◆ Given data ◆

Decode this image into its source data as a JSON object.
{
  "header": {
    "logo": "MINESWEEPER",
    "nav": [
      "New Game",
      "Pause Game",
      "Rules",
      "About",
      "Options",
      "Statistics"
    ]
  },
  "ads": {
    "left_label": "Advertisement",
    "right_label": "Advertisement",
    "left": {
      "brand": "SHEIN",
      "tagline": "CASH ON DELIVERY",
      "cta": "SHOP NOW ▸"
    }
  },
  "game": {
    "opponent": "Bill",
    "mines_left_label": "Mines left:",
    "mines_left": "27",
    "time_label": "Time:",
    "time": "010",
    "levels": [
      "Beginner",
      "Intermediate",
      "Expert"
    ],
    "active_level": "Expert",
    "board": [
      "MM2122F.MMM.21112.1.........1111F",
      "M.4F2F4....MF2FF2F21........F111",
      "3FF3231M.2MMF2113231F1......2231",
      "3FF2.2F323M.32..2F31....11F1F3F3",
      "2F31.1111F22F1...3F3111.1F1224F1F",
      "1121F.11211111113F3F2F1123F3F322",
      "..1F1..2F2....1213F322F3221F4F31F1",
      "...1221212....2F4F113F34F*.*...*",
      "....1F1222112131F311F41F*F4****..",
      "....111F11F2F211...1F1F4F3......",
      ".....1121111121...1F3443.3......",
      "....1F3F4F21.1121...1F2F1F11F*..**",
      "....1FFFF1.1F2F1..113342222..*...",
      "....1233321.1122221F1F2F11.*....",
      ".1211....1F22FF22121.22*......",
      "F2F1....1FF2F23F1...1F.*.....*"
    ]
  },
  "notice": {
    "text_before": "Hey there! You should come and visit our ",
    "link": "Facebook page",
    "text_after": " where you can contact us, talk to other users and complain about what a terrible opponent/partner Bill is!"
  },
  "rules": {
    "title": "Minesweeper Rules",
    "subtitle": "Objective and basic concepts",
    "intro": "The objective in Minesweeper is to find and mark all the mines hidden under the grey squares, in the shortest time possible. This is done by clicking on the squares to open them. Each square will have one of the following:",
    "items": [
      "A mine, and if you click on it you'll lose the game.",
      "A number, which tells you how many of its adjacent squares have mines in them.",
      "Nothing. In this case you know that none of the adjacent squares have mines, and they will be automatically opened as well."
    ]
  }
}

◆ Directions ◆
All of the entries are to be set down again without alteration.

◆ Answer box ◆
Decode this image into its source data as a JSON object.
{
  "header": {
    "logo": "MINESWEEPER",
    "nav": [
      "New Game",
      "Pause Game",
      "Rules",
      "About",
      "Options",
      "Statistics"
    ]
  },
  "ads": {
    "left_label": "Advertisement",
    "right_label": "Advertisement",
    "left": {
      "brand": "SHEIN",
      "tagline": "CASH ON DELIVERY",
      "cta": "SHOP NOW ▸"
    }
  },
  "game": {
    "opponent": "Bill",
    "mines_left_label": "Mines left:",
    "mines_left": "27",
    "time_label": "Time:",
    "time": "010",
    "levels": [
      "Beginner",
      "Intermediate",
      "Expert"
    ],
    "active_level": "Expert",
    "board": [
      "MM2122F.MMM.21112.1.........1111F",
      "M.4F2F4....MF2FF2F21........F111",
      "3FF3231M.2MMF2113231F1......2231",
      "3FF2.2F323M.32..2F31....11F1F3F3",
      "2F31.1111F22F1...3F3111.1F1224F1F",
      "1121F.11211111113F3F2F1123F3F322",
      "..1F1..2F2....1213F322F3221F4F31F1",
      "...1221212....2F4F113F34F*.*...*",
      "....1F1222112131F311F41F*F4****..",
      "....111F11F2F211...1F1F4F3......",
      ".....1121111121...1F3443.3......",
      "....1F3F4F21.1121...1F2F1F11F*..**",
      "....1FFFF1.1F2F1..113342222..*...",
      "....1233321.1122221F1F2F11.*....",
      ".1211....1F22FF22121.22*......",
      "F2F1....1FF2F23F1...1F.*.....*"
    ]
  },
  "notice": {
    "text_before": "Hey there! You should come and visit our ",
    "link": "Facebook page",
    "text_after": " where you can contact us, talk to other users and complain about what a terrible opponent/partner Bill is!"
  },
  "rules": {
    "title": "Minesweeper Rules",
    "subtitle": "Objective and basic concepts",
    "intro": "The objective in Minesweeper is to find and mark all the mines hidden under the grey squares, in the shortest time possible. This is done by clicking on the squares to open them. Each square will have one of the following:",
    "items": [
      "A mine, and if you click on it you'll lose the game.",
      "A number, which tells you how many of its adjacent squares have mines in them.",
      "Nothing. In this case you know that none of the adjacent squares have mines, and they will be automatically opened as well."
    ]
  }
}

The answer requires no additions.